Examine the hinges and borders. Nooks and crannies on any baby merchandise can be complicated, but be especially cautious when looking in strollers. Little fingers and toes can get trapped in tight spaces, so beware of any protrusions or sharp edges.
Get some shade. A stroller shade or canopy is essential for walks in the sun (or rain) — consider opting for a version with built-in SPF protection, too.
Lie back and relax.
If you’re intending to put a newborn to the stroller, look for models offering a virtually flat recline. Or find a stroller that can easily attach an infant car seat, which will help you move a sleeping baby without play.
Put all the pieces together.
If you are planning to obtain a travel program, look at the safety ratings for the car seat, and check out how the car seat attaches to the stroller. Can it be an easy-to-use, one-click system?
Are there a lot of straps or an adapter involved? You would like it to be simple and straightforward as possible (infants are complicated enough!) .
Register your stroller as soon as you purchase it. This is going to keep you in the loop if there is ever a remember — info you’ll want to act on instantly.
Mom Reviews and Tips on Buying Strollers
If you ask 20 moms what stroller they swear by, you’ll probably hear 20 different opinions.
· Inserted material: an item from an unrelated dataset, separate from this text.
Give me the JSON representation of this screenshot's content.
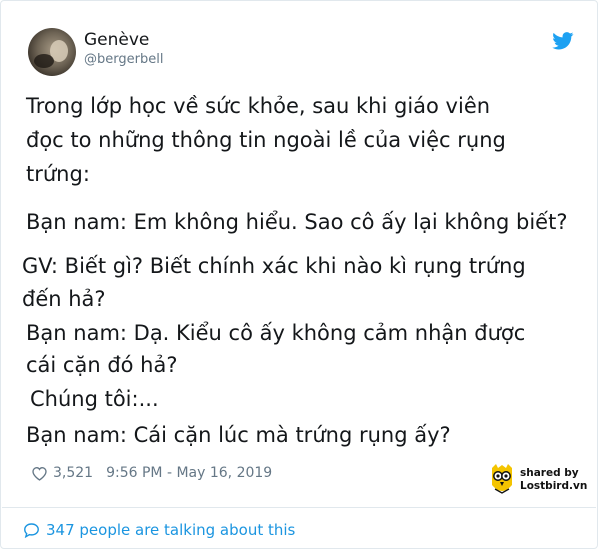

But the fantastic news is that there are so many stroller options on the market you’re bound to find one that checks all of the boxes for the loved ones. Here are the things moms at the What to Expect community says about finding the Ideal stroller:
I’d suggest staying away from the cheap umbrella strollers. The higher handles, better canopies, along with other extra features are really worth acquiring at least a mid-century umbrella stroller. — Almas
Even if you don’t run with it, [the three-wheeled jogger] design is indeed much easier to manoeuvre than conventional 4-wheeled strollers (though they are better than they used to be). — Jessi
I really like my jogger because we jog and walk a lot in the city, but it is heavy to load in and outside of this car for errands, so I’ve a lightweight one I keep in the car for shopping trips. — Nun
Plan for Baby #2
One tidbit to consider is if you’re planning on having another child within the next few decades, possibly look at a stroller that can accommodate more than one kid. We bought the Britax B prepared car seat and the b-agile stroller together with our very first & adored both BUT now we’re having to obtain another stroller to accommodate both kids, which is obviously expensive. I wish we had considered this with our original. — Stacy
Best for Rough Roads?
We’re obtaining a running stroller for those wheels. We live on a dirt street and have a gravel drive so that the plastic wheels on the other strollers do not look like they’d last long. — Monica
We purchased an infant seat and stroller for a travel system for my own daughter. I loved having the ability to leave her in her seat when bringing her areas. — Emma
Certainly, Do a Test Drive
Head into a baby store and give em a try! Each one is different and depending on your body shape, activity level, and what you want. . .each one has respects! — Steffi